> Given entries
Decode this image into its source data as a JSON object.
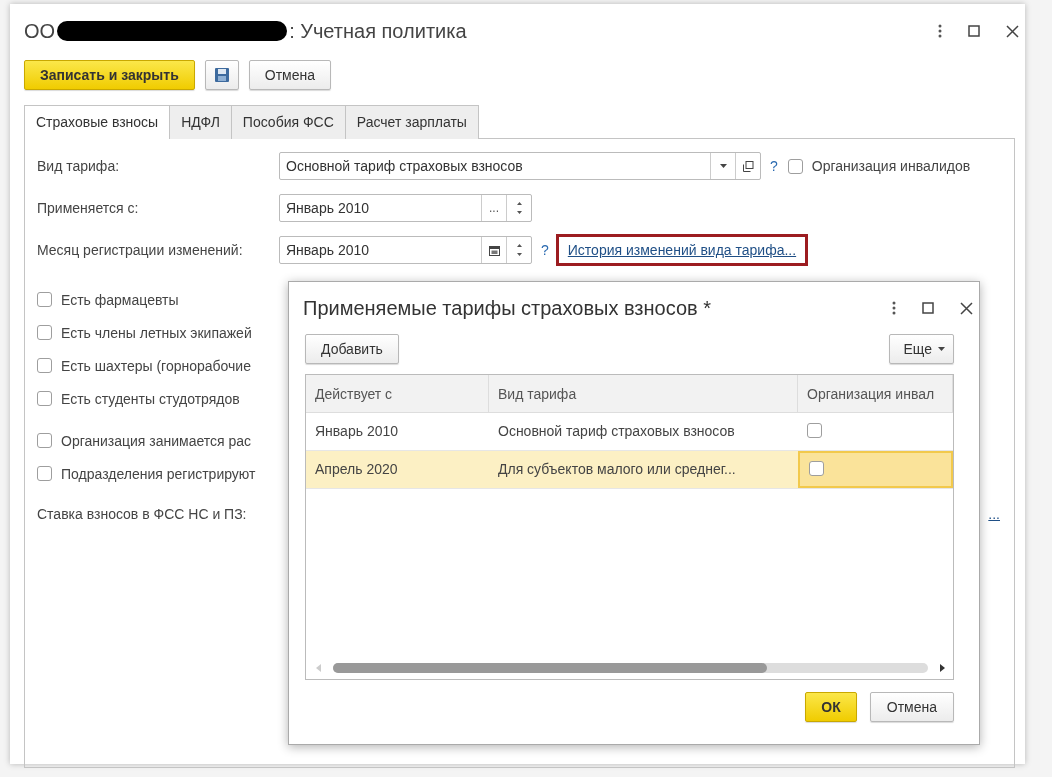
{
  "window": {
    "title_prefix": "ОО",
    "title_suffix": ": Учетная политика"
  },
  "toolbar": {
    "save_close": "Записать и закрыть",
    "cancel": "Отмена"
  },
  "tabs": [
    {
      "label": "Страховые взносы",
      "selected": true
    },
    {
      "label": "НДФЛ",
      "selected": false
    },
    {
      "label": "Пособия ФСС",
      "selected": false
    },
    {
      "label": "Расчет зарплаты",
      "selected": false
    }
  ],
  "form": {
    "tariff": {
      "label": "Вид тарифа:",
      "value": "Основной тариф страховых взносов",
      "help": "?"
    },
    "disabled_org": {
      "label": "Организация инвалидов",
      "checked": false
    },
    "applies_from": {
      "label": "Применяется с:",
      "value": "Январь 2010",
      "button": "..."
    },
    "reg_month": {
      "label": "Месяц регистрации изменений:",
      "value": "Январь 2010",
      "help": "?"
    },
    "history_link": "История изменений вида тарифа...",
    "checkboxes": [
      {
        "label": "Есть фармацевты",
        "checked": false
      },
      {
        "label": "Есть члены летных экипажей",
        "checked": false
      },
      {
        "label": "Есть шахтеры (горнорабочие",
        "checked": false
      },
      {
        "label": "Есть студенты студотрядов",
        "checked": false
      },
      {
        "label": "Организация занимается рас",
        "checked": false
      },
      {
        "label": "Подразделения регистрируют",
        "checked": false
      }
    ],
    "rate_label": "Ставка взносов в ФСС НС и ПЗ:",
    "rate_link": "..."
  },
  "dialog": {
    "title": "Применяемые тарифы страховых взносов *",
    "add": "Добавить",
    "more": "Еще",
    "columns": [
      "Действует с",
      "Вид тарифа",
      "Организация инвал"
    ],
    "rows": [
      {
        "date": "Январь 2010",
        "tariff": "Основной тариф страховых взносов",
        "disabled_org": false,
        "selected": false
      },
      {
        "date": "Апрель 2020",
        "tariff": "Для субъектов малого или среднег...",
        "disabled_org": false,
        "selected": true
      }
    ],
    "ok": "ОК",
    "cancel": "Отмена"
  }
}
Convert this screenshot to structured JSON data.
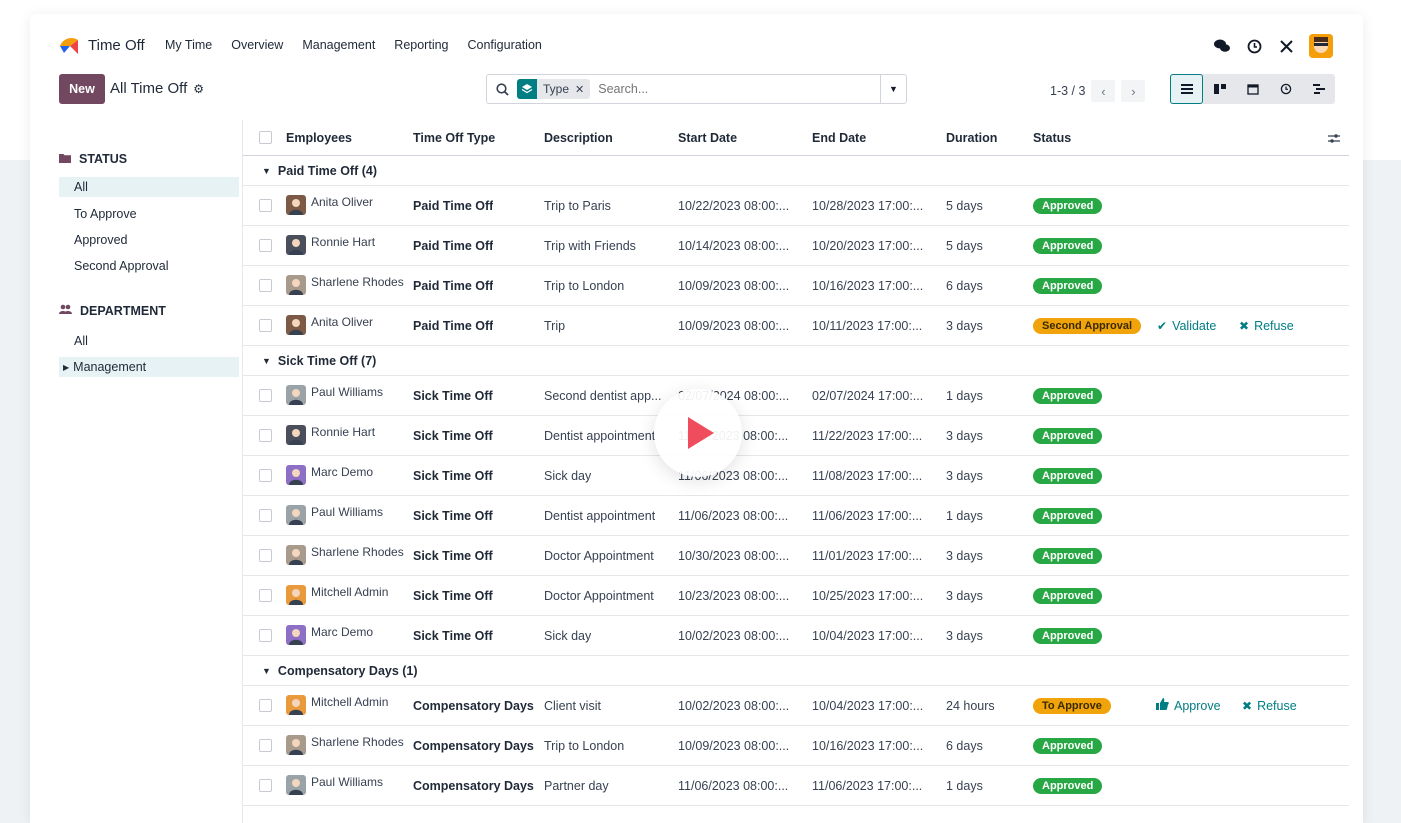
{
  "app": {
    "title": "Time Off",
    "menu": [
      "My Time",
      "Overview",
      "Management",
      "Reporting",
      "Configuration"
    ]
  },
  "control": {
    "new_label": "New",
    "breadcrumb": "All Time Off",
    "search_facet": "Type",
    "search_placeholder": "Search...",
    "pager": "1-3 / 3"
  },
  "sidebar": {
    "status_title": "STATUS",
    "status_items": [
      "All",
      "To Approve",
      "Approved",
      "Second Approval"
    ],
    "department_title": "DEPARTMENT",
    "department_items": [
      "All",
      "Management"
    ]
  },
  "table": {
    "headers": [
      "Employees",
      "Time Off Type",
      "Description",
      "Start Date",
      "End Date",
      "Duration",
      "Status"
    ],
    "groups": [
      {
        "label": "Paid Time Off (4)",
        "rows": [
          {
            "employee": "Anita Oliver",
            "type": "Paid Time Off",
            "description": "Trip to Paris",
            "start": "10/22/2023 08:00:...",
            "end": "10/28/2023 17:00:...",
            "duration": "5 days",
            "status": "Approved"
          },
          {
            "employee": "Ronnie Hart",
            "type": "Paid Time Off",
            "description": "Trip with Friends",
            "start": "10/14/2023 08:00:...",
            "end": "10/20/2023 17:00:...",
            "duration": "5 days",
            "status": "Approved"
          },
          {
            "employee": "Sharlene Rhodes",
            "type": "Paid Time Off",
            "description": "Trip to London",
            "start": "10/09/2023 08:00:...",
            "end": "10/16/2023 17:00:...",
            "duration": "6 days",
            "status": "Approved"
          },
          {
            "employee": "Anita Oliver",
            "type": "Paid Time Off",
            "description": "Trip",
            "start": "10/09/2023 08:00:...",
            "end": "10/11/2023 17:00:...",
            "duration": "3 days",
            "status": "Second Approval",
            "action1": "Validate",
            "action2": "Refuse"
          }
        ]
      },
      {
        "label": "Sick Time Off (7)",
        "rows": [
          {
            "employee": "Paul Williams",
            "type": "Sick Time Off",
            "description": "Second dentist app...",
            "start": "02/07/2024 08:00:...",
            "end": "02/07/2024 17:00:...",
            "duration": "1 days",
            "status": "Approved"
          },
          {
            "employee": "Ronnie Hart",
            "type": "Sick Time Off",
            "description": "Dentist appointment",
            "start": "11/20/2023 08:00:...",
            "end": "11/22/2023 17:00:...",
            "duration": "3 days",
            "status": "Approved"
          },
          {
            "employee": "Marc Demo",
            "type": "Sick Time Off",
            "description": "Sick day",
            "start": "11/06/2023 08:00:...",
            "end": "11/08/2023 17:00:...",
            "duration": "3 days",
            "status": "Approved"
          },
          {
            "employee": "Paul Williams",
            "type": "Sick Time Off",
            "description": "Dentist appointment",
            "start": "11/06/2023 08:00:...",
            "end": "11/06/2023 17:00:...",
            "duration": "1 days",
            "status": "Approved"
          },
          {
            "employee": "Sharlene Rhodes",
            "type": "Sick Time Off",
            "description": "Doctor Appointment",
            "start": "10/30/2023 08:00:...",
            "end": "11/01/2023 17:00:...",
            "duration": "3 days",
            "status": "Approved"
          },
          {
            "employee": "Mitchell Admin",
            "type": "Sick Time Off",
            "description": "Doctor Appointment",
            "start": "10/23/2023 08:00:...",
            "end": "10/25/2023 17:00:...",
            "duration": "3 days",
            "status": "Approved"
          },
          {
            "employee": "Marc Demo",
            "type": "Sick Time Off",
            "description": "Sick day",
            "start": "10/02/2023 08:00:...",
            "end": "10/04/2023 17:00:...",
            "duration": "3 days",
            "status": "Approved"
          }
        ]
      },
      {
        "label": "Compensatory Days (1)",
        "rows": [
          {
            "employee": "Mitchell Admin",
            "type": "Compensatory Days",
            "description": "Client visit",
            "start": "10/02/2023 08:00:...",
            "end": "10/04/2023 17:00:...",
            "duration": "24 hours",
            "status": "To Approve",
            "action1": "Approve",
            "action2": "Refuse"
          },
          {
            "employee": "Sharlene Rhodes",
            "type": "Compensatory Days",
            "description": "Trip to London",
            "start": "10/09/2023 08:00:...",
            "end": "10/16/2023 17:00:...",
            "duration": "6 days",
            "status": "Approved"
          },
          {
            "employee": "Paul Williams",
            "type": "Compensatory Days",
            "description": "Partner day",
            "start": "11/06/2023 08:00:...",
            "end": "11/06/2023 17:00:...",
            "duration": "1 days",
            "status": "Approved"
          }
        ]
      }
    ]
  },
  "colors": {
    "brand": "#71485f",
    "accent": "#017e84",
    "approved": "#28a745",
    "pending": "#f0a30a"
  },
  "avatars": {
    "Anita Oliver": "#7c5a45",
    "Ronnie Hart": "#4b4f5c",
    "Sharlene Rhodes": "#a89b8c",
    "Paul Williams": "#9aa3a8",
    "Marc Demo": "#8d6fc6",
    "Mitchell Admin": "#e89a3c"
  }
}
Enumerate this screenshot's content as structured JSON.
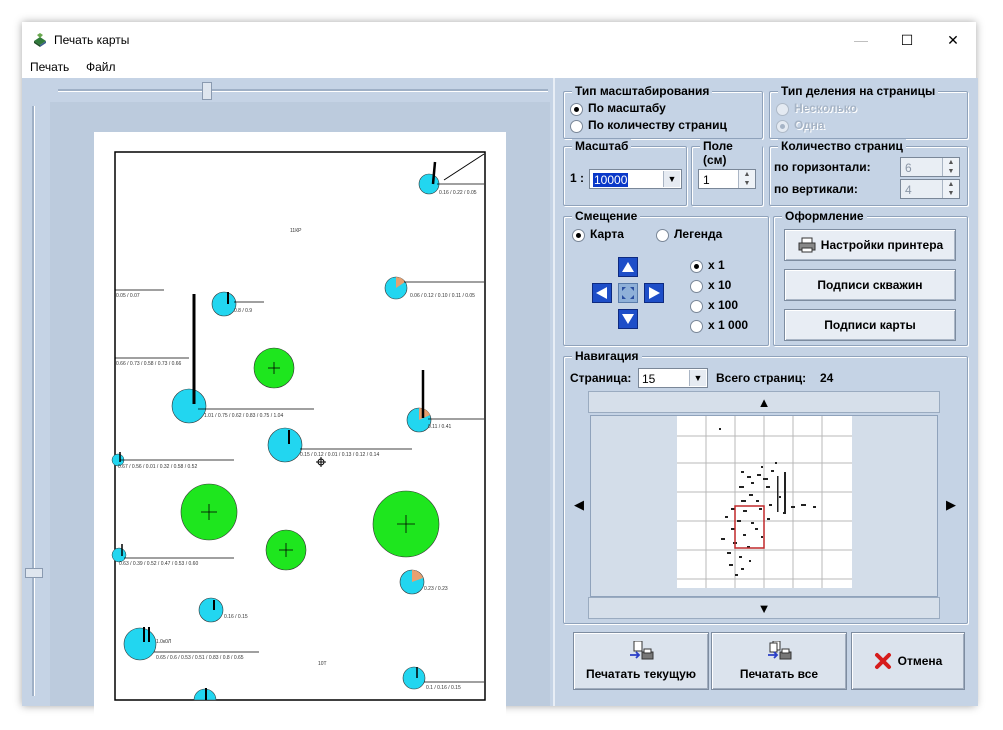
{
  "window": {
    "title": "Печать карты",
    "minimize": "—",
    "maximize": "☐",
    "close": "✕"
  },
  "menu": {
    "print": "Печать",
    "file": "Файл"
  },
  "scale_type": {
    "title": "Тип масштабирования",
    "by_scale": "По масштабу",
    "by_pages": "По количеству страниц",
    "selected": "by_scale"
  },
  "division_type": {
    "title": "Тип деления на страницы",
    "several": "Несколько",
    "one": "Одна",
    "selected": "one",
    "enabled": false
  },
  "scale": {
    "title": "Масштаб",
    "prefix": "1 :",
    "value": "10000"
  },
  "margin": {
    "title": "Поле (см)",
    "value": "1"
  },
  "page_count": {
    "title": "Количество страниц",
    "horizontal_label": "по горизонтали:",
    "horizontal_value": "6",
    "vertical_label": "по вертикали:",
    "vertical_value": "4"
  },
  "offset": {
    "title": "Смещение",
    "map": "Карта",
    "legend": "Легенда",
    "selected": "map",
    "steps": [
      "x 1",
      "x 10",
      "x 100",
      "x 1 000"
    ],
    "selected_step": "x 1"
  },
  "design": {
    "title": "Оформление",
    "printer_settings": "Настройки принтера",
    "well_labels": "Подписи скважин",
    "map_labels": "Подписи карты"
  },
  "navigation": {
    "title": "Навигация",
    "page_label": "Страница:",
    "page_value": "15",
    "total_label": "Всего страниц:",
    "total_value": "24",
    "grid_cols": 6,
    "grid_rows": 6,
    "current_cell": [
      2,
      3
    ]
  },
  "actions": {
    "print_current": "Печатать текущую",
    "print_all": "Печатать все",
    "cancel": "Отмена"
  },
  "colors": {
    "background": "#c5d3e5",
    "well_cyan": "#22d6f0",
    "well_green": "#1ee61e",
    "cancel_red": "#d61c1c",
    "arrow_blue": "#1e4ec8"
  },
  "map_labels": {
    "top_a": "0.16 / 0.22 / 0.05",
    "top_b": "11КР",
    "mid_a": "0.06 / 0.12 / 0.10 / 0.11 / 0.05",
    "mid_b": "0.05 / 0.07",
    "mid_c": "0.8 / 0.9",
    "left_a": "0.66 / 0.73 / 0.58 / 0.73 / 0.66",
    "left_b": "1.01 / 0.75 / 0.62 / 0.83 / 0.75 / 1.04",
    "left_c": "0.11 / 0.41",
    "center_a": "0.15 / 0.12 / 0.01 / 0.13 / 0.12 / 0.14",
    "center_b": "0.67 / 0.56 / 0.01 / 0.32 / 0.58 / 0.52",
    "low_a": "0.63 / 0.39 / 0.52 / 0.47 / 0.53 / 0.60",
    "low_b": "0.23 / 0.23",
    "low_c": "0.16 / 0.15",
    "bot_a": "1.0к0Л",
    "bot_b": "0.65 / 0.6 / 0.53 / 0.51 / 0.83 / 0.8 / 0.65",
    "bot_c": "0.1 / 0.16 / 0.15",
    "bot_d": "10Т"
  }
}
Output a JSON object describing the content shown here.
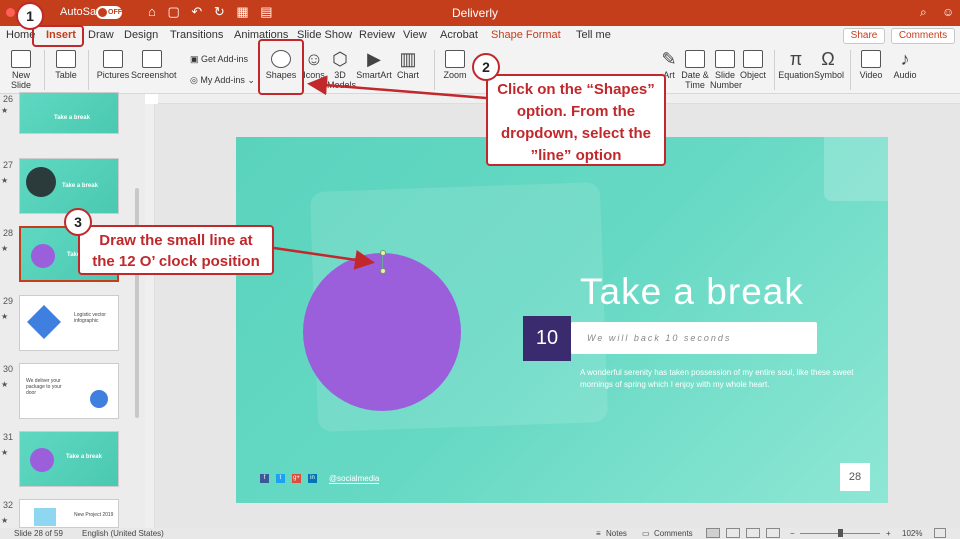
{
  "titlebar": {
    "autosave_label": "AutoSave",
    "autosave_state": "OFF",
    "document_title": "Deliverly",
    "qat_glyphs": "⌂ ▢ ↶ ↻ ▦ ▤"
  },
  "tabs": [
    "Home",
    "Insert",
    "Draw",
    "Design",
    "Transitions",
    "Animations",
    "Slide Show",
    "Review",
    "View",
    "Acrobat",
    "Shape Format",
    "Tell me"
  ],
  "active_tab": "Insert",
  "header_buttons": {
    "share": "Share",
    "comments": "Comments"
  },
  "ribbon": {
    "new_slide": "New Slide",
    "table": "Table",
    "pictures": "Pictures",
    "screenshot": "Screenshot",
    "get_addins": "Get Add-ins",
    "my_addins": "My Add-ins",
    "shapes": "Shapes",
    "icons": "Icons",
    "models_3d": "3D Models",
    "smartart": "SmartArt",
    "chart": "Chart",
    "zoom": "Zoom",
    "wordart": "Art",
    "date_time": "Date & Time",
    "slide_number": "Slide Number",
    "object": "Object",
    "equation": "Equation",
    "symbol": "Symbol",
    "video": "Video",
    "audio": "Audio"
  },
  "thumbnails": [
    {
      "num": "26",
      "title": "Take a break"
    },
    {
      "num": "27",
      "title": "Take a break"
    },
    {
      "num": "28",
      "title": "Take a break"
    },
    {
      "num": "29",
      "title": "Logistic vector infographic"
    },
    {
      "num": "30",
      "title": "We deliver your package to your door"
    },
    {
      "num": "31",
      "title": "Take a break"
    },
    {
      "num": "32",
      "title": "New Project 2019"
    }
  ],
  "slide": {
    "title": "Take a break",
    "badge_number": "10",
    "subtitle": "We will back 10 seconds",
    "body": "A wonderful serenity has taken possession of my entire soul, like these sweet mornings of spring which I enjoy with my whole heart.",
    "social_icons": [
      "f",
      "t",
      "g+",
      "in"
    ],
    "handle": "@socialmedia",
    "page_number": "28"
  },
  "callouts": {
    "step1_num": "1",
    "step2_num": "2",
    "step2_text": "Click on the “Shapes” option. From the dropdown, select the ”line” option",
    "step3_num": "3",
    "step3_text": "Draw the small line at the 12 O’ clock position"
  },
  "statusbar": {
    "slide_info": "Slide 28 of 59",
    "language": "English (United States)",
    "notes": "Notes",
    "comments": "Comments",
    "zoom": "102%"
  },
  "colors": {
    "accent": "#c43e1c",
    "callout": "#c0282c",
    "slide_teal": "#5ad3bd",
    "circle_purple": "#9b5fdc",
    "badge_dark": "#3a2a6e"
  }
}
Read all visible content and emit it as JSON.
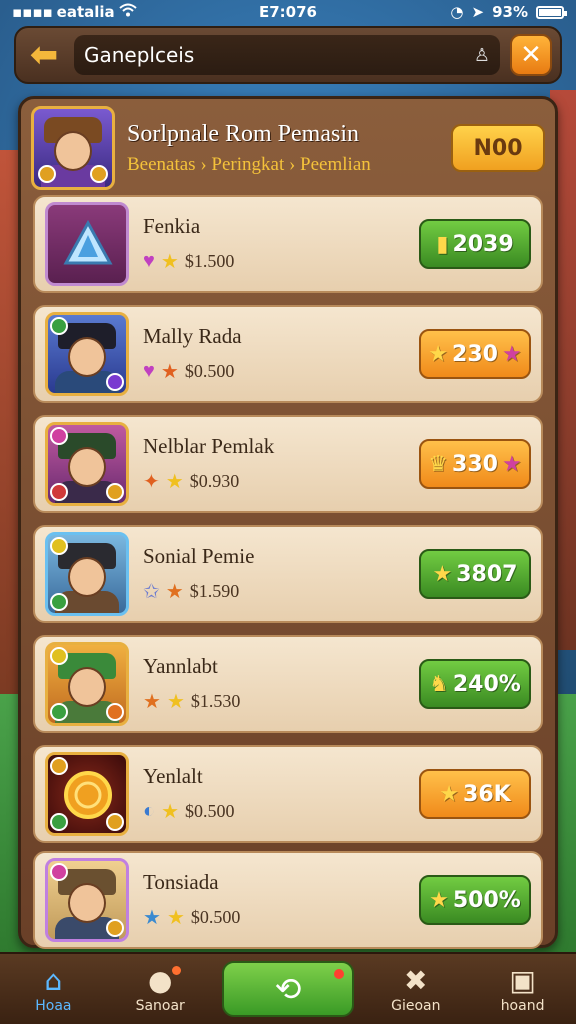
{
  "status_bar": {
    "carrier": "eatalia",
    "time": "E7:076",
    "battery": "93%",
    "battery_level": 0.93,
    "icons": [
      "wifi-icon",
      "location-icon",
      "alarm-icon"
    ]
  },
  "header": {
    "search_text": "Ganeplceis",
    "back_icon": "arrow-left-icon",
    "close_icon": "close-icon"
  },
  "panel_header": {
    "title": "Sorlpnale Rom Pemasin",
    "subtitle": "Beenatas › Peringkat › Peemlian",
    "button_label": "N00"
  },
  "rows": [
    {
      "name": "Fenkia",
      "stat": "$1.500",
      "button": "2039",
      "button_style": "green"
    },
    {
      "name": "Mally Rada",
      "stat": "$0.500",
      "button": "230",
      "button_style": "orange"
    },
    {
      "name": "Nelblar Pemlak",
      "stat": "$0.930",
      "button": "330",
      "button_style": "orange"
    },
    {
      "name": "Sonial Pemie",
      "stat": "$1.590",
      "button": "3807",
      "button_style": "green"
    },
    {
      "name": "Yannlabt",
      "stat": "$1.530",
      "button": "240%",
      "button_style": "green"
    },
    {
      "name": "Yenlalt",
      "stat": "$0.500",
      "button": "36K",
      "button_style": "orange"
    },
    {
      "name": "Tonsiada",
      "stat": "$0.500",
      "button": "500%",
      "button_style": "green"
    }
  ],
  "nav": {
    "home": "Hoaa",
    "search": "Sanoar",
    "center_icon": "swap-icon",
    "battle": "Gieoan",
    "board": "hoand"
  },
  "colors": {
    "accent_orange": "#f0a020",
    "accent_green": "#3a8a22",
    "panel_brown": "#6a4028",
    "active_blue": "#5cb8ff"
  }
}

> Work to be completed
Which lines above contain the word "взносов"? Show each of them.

> Exercise response
      "value": "Основной тариф страховых взносов",
    "rate_label": "Ставка взносов в ФСС НС и ПЗ:",
    "title": "Применяемые тарифы страховых взносов *",
        "tariff": "Основной тариф страховых взносов",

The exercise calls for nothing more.